BEGIN

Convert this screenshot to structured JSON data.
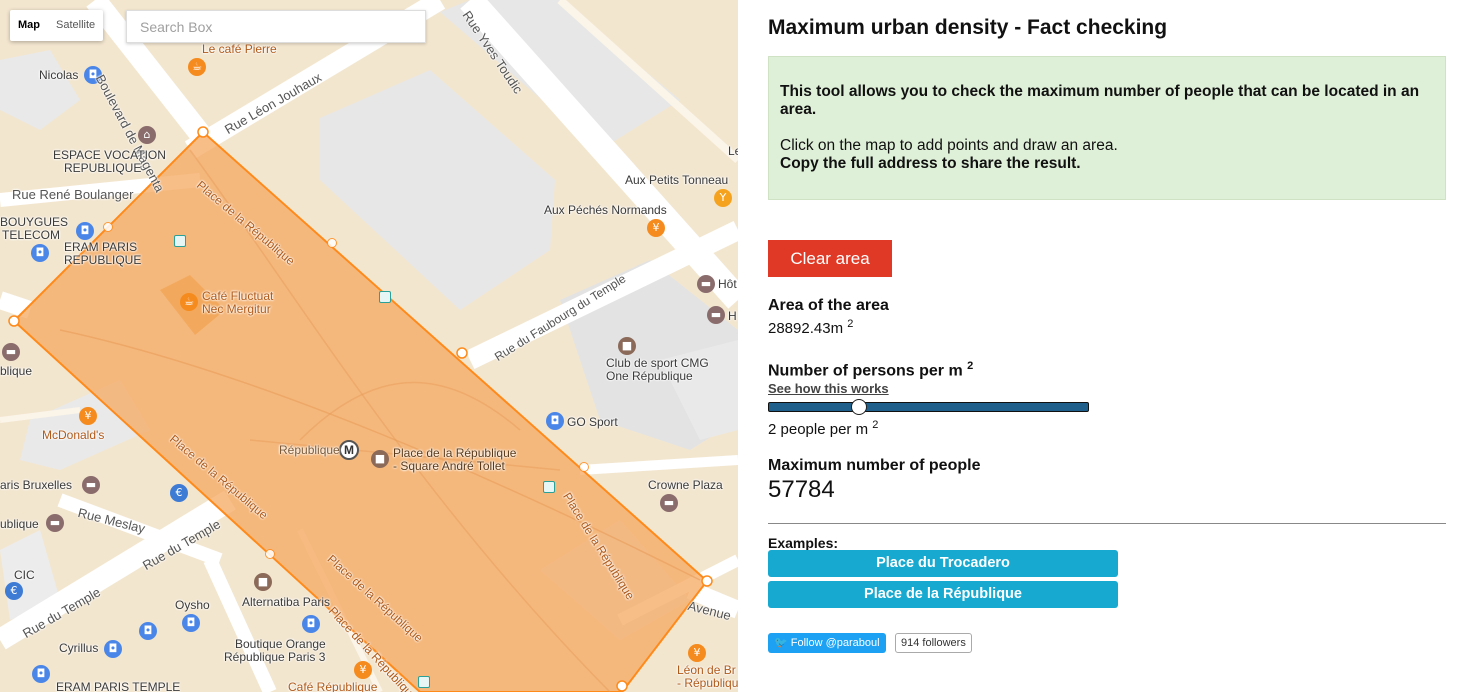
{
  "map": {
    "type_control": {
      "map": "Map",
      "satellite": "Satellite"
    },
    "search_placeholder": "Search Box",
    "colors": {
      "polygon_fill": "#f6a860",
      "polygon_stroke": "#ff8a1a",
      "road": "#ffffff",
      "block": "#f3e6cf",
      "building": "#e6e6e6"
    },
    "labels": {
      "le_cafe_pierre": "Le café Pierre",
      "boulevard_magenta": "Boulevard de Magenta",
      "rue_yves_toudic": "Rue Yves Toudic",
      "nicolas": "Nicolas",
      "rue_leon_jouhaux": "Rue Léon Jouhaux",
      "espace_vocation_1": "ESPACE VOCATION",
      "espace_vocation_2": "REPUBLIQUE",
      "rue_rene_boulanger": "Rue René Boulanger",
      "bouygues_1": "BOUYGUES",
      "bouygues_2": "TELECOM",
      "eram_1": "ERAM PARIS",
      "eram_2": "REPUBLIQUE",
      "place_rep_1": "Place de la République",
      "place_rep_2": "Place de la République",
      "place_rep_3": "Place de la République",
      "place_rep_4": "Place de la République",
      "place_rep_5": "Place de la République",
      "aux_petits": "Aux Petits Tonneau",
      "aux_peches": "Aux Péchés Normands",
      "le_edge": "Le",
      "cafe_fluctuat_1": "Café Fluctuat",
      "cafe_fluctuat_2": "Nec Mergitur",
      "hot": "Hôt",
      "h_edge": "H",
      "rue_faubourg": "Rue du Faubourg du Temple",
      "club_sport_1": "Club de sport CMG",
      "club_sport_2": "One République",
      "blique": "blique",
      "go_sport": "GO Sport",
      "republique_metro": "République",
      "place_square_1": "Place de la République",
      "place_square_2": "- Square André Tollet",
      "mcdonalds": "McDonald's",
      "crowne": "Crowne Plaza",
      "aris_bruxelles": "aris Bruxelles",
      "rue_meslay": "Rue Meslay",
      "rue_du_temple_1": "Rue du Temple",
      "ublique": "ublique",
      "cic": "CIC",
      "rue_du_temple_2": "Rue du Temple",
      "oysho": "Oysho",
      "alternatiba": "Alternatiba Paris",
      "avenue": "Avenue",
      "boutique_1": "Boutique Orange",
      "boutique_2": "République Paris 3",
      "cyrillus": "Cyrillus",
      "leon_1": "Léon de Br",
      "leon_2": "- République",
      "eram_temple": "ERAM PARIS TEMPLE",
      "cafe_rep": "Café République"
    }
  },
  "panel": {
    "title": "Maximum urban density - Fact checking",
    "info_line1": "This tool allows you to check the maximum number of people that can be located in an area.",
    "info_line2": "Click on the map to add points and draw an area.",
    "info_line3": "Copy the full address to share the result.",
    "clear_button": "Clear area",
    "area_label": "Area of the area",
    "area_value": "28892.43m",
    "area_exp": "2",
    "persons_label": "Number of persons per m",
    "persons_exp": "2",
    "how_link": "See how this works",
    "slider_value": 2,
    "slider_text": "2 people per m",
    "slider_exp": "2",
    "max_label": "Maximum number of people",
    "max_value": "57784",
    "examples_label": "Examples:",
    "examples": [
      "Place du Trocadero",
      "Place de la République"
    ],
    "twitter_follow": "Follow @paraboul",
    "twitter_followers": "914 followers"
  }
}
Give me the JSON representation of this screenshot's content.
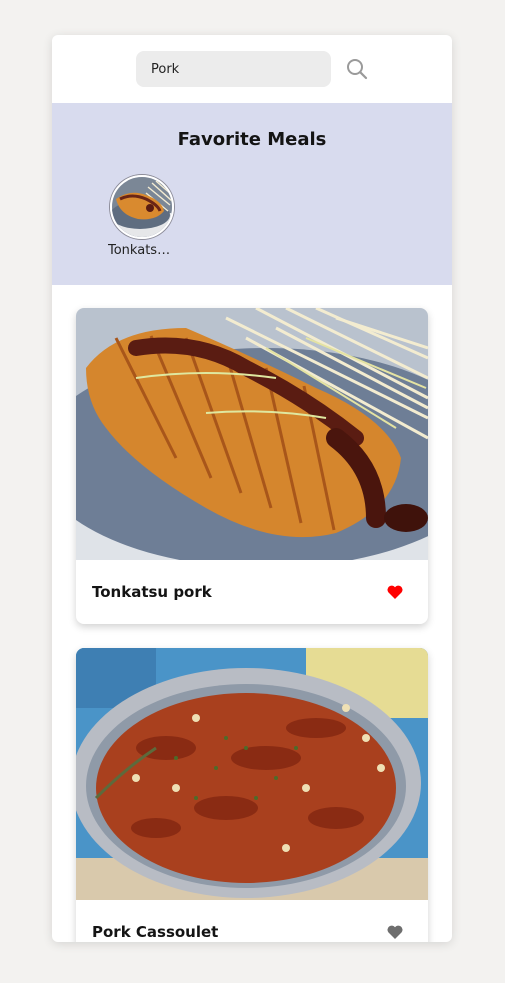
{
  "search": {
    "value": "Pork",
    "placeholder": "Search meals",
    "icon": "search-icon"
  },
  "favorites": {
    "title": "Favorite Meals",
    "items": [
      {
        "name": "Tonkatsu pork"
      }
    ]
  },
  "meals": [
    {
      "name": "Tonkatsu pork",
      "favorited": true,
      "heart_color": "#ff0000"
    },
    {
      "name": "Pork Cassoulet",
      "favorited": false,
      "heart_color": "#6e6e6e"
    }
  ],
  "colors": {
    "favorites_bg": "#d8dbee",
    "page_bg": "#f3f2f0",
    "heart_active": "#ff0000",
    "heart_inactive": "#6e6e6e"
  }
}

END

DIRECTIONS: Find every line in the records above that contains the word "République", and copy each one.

RESULT OF THIS EXERCISE:
      "place_rep_1": "Place de la République",
      "place_rep_2": "Place de la République",
      "place_rep_3": "Place de la République",
      "place_rep_4": "Place de la République",
      "place_rep_5": "Place de la République",
      "club_sport_2": "One République",
      "republique_metro": "République",
      "place_square_1": "Place de la République",
      "boutique_2": "République Paris 3",
      "leon_2": "- République",
      "cafe_rep": "Café République"
      "Place de la République"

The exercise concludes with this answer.